Data under study START

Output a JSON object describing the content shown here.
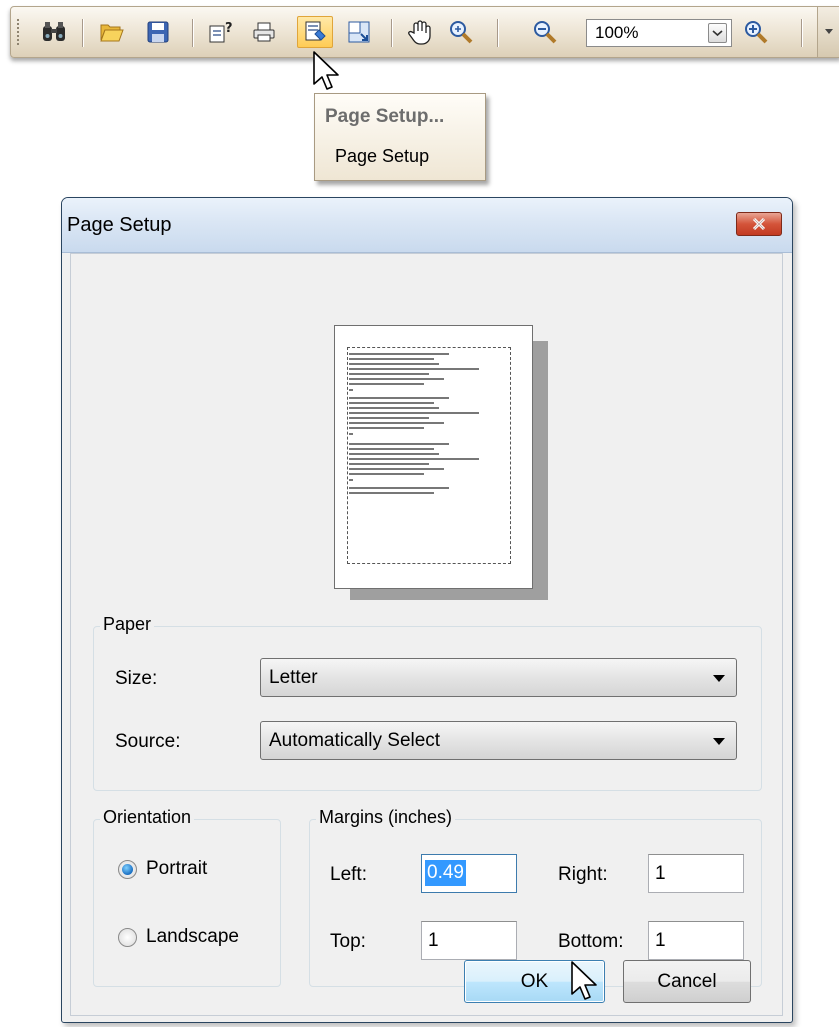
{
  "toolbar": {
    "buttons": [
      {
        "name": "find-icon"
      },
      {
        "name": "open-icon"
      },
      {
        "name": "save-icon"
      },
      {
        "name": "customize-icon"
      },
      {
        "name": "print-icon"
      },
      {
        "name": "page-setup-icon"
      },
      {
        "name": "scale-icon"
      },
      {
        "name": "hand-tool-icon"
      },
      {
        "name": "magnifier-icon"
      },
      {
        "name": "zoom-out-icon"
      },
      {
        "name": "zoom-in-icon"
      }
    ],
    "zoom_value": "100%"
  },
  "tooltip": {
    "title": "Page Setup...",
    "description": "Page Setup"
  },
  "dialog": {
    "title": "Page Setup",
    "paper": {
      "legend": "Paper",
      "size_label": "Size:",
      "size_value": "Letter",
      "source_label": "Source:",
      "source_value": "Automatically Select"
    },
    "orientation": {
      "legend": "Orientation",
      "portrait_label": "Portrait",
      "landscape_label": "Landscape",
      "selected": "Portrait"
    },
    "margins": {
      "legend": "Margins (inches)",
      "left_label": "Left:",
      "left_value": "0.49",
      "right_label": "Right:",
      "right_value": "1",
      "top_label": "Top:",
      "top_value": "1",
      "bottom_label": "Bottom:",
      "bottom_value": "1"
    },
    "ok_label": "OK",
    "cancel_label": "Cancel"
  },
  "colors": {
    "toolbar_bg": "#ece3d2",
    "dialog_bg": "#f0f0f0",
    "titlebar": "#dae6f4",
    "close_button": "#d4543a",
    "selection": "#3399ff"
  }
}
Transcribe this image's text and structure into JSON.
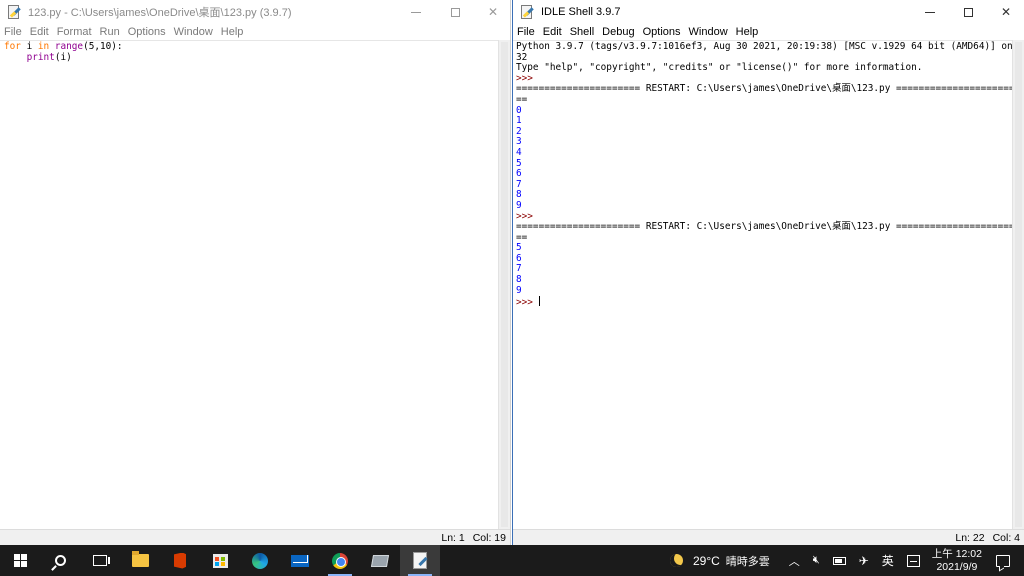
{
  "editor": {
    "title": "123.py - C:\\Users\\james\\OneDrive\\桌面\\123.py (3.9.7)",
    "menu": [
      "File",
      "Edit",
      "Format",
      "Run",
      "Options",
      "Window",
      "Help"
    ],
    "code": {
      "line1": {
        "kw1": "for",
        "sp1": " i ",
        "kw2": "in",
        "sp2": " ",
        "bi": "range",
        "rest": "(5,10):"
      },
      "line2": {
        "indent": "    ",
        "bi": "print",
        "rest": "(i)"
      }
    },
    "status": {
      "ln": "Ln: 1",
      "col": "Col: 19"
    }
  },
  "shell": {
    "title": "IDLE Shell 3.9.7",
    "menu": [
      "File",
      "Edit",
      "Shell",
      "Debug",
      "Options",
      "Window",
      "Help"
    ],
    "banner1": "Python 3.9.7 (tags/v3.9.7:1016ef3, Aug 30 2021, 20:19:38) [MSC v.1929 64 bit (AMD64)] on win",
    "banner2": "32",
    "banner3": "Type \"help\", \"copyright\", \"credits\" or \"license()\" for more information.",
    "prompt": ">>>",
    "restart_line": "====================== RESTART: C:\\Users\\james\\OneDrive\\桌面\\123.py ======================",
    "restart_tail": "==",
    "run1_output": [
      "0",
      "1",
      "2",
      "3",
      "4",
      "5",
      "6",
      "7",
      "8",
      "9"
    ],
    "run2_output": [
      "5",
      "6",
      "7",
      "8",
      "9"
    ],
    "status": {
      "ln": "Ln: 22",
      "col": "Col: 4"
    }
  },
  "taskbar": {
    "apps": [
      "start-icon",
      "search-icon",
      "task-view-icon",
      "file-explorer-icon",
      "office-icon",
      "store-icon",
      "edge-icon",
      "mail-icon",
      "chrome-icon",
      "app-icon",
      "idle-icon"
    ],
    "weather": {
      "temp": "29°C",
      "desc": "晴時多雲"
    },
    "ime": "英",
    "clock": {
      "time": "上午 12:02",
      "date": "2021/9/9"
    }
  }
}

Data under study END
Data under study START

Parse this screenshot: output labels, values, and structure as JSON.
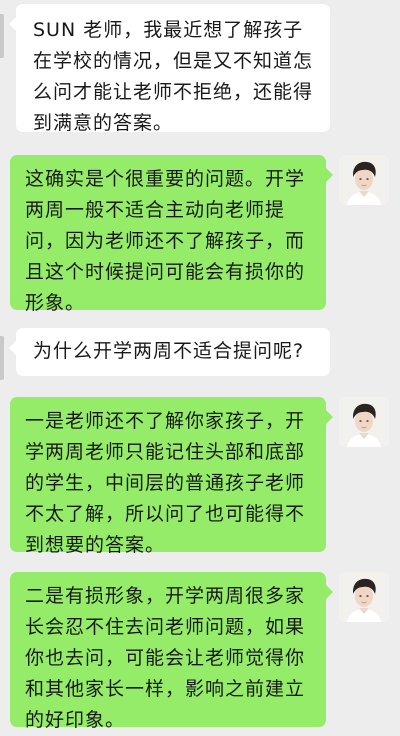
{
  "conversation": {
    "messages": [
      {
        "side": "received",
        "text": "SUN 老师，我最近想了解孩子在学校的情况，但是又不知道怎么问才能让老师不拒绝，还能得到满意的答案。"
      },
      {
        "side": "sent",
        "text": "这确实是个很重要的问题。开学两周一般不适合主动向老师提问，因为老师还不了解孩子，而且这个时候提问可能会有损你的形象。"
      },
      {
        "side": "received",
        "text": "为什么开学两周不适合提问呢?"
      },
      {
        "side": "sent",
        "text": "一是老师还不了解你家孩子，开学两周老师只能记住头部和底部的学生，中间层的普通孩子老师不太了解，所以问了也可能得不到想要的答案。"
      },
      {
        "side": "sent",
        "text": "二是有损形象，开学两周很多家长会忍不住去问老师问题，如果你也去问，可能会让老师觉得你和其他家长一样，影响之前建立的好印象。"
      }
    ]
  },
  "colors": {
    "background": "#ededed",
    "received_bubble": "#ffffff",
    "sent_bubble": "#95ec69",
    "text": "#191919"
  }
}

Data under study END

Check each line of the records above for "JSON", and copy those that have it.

Response below:
Output a JSON object describing the content shown here.
Transcribe this image's text and structure into JSON.
Parse this screenshot: output labels, values, and structure as JSON.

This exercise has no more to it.